Photo credits: Fotis Marinakis Photo credits: Fotis Marinakis

Where is Polyaigos?

As you already know from previous stories, I am in love with the Greek islands and it is very hard for me to decide which is my favourite, as each one of them has its own individual beauty and character. But if we were to compare the splendour of the rocks, the caves and especially the brilliant colour of the sea (endless turquoise), then, Polyaigos is the winner! Actually, my personal interpretation of its name is “a lot of Aegean”;I substitute Aegean for goat, as the spelling is quite similar in Greek, and when you see it for yourself, you’ll agree: it is like God blessed this Aegean marvel. Polyaigos is a Cycladic island close to Kimolos, Milos and Sifnos islands and if you visit any of these places, hopping over to Polyaigos is considered an essential experience.

Setting sail around Polyaigos :

A must have experience

There is a good reason why so many serious yachties put Polyaigos on their bucket list. Sailing around the island of Polyaigos is a journey that you will not easily forget. It’s like witnessing a moving art gallery!

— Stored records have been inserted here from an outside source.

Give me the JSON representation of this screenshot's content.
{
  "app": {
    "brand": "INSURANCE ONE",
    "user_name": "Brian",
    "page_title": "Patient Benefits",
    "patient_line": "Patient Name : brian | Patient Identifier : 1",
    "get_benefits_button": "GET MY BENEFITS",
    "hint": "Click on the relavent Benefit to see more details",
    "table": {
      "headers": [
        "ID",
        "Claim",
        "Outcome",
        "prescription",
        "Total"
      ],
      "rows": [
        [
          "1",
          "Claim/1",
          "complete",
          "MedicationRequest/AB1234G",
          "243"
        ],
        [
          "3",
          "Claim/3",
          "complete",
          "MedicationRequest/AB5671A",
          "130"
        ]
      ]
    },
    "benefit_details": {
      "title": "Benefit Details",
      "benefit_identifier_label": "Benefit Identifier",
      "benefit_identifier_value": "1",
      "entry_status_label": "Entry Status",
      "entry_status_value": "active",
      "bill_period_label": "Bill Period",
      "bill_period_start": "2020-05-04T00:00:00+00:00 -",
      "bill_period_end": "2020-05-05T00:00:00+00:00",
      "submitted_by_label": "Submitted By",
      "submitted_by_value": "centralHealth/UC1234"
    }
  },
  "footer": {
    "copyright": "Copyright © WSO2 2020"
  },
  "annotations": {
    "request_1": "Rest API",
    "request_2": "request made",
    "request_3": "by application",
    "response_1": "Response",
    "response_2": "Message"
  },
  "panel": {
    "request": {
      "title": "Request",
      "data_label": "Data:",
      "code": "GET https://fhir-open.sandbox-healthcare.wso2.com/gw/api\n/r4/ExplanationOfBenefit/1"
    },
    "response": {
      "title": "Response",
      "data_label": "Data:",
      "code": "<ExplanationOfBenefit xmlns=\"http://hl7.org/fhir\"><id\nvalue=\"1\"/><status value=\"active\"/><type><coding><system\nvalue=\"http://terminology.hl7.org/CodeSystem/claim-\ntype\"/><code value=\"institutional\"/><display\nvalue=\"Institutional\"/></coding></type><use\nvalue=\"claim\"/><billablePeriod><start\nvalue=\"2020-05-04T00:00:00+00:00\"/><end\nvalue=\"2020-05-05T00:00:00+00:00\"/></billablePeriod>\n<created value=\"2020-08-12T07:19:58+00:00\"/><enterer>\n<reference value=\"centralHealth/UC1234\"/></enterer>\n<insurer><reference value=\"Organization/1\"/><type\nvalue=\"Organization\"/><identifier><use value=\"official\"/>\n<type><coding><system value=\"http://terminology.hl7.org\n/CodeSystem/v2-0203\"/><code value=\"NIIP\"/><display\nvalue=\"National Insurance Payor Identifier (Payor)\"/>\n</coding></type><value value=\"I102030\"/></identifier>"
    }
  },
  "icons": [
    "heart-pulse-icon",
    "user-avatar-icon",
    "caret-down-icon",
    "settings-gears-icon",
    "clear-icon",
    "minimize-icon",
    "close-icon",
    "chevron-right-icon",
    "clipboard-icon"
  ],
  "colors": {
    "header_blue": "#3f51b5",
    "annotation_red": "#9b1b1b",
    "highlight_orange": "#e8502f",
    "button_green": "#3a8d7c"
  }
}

Photo credits: Fotis Marinakis

Natural pools

As you approach the island, you will find deserted beaches, framed by natural pools, with blindingly blue waters - such as Ano and Kato Mersini, Panagia Avlaki with the poetic monastery of Panagia Odigitria and Ammoura, which you will probably decide is the most stunning of them all. Until you reach GALAZIA NERA - or azure waters, to give it its Greek translation! Imagine a Caribbean Blue Lagoon set against a volcanic white seabed and endless blue skies. The water’s mesmerising shade may look like someone has tipped gallons of dye into the sea, but in fact it’s created by the local clay - a prehistoric white chalk - that blends with the sand with such spectacular results. A rare beauty!

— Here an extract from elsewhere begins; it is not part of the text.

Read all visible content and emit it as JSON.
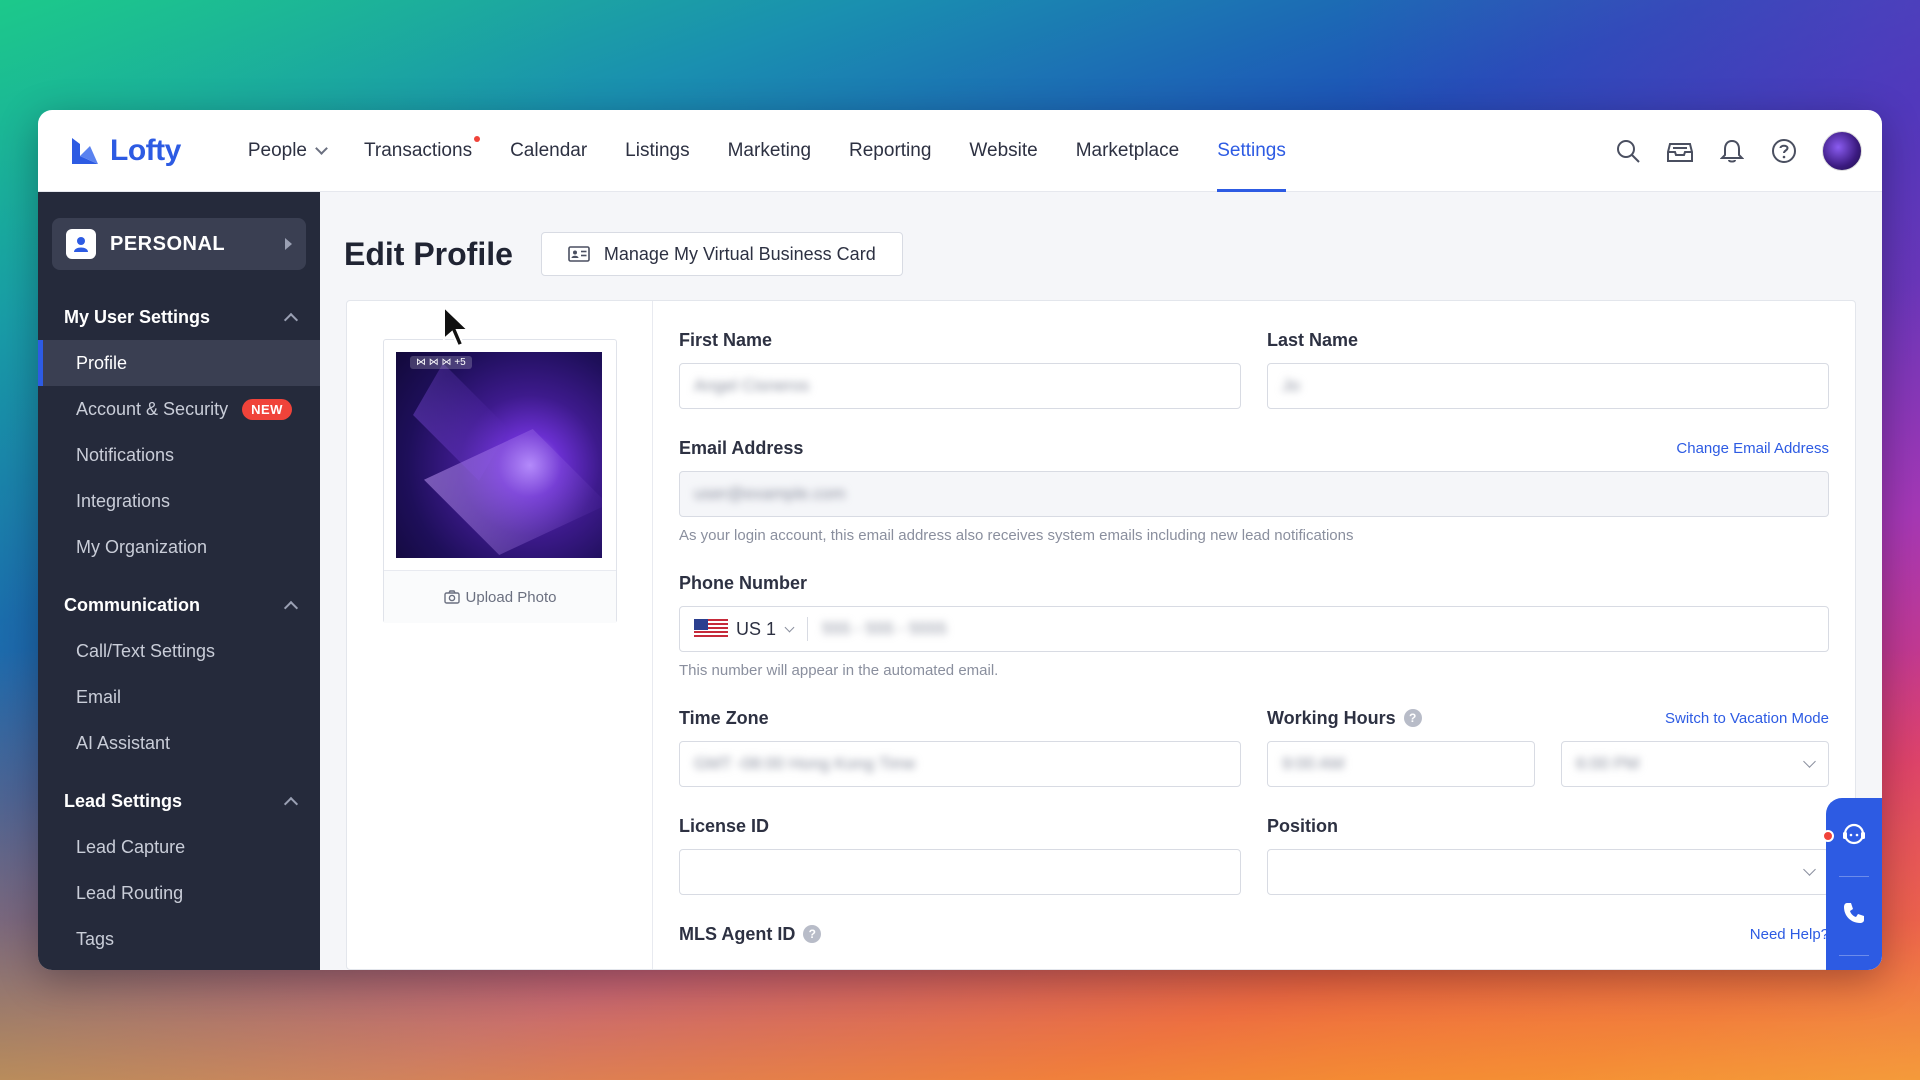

Photo credits: Fotis Mainakis

Volcanic Rocks

You will have the chance to photograph various volcanic rocks that look like they were sculpted by the Gods themselves into gallery masterpieces (these striking stone statues also act as sleepless guards over the island of Polyaigos). You will also have time to swim in cathedral-like caves, climb the rocks, dive and explore the pristine waters with scuba diving masks.

The Lighthouse

Another wonderful spot is the natural port of Faros, with its lighthouse keeping constant vigil over the safety of all sailors. And of course, almost everyone encounters the famous residents of Polyaigos (the so-called wild goats of the island).

Photo credits: Fotis Marinakis

The Cave

I predict that the highlight of your journey, however, will be Fanara (the cave without a roof), with its special beauty and graceful interior: you can spend a little time here to savour the setting and enjoy a tasty Greek snack!

Your captain for the day!

Your captain for the day is a unique host: a very experienced local seaman who will pamper you in hospitable Greek style as he introduces you to this amazing island of “many goats” or in other words Polyaigos. He will sail you very close to the rocks as he is intimately aware of every single reef in the area and he will drop you to different beaches for swimming, sharing colourful inside stories along the way about Polyaigos and the neighbouring islands. Polyaigos is not only recommended for swimming but also for snorkelling (your captain will provide you with all the necessary equipment).

Tips for your experience

I heartily recommend that you put aside a day of your holiday to visit breath taking Polyaigos during your stay in Kimolos. The ideal period would be June, July and September, when most visitors have left, especially if there is a full moon (you will enjoy its light and an illuminated view from the boat heading back to Kimolos). Needless to say, you can visit Poylaigos not only from Kimolos but from Milos and Sifnos too.

Book now a one-day experience of a round trip to Polyaigos and admire the island’s extraordinary gallery of rocks in all their different shapes and colours and the astonishing beauty of the blue waters all around them.


Photo credtis:Fotis Marinakis